Search the entries for the word "time". Copy each line in which it is found.

*** Opening RECORDS SHOWN ***

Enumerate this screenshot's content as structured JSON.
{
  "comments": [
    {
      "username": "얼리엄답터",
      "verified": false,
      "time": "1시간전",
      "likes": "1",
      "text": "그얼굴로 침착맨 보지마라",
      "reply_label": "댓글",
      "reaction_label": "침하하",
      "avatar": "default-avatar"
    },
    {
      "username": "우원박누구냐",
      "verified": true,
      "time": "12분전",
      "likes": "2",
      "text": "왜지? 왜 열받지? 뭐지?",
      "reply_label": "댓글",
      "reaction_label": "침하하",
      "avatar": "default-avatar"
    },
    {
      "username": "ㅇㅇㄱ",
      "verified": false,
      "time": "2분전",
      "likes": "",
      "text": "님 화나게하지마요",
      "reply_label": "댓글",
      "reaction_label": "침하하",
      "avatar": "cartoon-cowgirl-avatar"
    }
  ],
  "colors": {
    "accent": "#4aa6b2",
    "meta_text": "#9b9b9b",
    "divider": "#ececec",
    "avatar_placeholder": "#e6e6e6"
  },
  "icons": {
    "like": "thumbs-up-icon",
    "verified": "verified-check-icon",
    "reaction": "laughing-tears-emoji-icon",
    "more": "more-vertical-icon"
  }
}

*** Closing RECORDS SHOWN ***
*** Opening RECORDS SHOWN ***

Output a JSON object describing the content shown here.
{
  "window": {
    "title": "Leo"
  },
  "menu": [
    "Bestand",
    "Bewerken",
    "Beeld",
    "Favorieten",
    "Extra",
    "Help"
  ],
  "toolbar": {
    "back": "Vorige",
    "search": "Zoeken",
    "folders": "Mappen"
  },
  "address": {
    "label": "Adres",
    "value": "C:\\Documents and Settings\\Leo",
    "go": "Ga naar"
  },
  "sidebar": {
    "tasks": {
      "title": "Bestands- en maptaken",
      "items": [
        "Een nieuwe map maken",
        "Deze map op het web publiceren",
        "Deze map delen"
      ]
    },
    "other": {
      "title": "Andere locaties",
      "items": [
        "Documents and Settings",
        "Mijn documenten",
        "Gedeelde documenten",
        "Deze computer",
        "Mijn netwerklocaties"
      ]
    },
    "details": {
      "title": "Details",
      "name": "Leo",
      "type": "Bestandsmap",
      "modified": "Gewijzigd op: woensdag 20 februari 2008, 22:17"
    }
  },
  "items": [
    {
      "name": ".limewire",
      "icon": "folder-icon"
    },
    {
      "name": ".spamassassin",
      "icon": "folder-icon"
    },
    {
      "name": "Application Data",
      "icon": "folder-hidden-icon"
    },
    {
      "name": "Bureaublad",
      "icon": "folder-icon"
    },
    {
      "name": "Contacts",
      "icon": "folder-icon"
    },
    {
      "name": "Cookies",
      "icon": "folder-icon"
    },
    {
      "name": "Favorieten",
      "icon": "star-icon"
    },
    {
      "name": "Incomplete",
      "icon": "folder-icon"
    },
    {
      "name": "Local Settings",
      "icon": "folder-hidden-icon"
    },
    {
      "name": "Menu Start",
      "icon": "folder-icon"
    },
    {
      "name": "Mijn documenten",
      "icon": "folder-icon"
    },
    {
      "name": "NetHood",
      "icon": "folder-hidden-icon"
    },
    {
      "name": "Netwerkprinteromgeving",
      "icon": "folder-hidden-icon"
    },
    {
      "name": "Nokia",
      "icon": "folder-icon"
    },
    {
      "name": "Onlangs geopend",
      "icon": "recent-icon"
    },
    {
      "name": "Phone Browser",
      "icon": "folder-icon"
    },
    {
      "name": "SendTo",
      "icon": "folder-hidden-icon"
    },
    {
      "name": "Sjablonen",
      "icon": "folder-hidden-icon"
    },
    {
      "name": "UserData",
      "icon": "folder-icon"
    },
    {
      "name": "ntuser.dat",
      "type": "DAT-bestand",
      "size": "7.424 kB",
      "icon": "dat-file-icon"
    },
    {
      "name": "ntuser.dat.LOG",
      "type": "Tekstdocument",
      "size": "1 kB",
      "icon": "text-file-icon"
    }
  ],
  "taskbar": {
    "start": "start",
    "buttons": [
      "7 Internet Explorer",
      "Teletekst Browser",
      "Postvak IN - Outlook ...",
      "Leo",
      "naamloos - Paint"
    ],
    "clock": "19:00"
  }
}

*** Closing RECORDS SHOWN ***
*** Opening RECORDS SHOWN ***

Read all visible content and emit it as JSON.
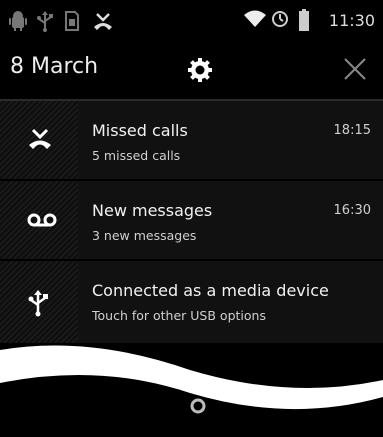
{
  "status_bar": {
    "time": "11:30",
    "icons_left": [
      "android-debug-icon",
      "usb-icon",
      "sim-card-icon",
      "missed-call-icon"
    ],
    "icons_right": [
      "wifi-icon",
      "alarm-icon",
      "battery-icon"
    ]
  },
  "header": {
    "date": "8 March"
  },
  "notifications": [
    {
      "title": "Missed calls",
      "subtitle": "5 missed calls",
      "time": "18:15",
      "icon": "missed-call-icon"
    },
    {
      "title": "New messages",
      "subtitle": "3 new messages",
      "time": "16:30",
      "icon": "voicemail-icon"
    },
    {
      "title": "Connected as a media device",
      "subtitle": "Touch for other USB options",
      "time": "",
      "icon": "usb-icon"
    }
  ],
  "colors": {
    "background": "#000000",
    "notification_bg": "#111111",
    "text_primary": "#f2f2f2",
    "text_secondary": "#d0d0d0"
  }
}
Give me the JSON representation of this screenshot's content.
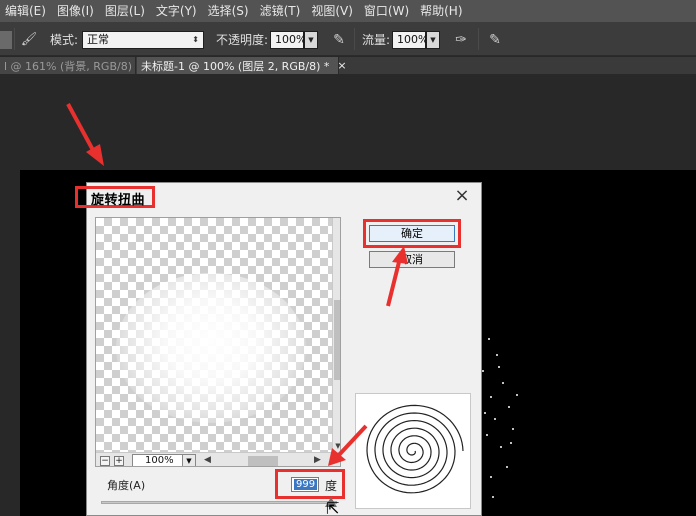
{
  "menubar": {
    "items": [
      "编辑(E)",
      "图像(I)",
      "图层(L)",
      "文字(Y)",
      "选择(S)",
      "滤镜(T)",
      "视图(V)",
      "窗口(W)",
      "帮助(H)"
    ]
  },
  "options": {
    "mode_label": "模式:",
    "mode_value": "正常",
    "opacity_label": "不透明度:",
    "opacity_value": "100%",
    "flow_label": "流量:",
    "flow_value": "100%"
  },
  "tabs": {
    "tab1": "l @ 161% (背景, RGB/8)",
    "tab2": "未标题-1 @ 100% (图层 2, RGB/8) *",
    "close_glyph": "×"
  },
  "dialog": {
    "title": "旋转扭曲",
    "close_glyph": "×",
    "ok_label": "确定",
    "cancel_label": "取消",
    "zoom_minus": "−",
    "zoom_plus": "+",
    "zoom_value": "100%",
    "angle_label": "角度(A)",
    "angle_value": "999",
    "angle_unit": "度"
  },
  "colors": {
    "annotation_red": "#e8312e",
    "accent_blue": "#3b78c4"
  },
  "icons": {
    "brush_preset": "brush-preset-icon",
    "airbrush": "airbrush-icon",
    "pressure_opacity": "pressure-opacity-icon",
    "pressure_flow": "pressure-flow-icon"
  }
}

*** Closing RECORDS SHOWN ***

### REPLY TO THE TASK
      "time": "1시간전",
      "time": "12분전",
      "time": "2분전",
    "time": "11:30",
      "time": "18:15",
      "time": "16:30",
      "time": "",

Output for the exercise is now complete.